With countless self-centered posts, Facebook’s users have a reputation for narcissism. But what about generosity? The social network hopes their selflessness runs equally deep, as it kicked off a campaign today to promote organ donation among its hundreds of millions of users. Under the company’s new health initiative, users in the U.S. and UK, which number nearly 200 million, are encouraged to list their donor status along with their birth dates and schools in a section labelled Health and Wellness. The benefits, Facebook reckons, will be twofold: With so many users expected to advertise their donor status, millions more could be swayed to pledge a life-saving gift of their own; and the electronic disclosures could serve as a more attractive alternative to the inconvenient status quo, which requires donors to fill out paperwork at their local DMV.
Dr. Andrew N. Cameron, Johns Hopkins Hospital’s surgical director of liver transplantation, hailed the move as game-changing:
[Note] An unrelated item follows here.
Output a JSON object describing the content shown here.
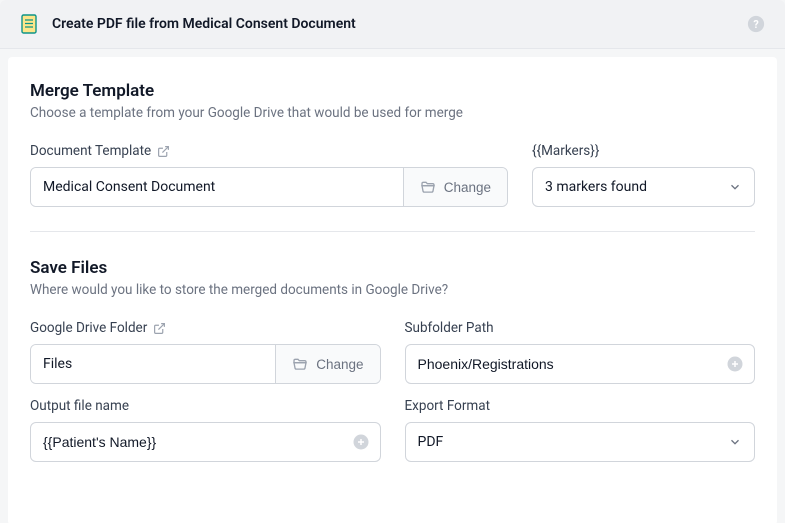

This is going to be an historic day in transplant. The math will radically change, and we may well eliminated the problem.
The problem, as Cameron described it, is that thousands of people die each year while awaiting organs that aren’t available because would-be donors aren’t comfortable mulling such a serious decision at the DMV.
We have attempted to have a sensitive conversation, one that addresses your mortality, at the D.M.V. Now we move the conversation into your own home or office with 120 of your closest friends on Facebook.
The feature was rolled out in the U.S. and UK today, but Facebook plans to expand the initiative to include several more countries in the coming months.
Source: The New York Times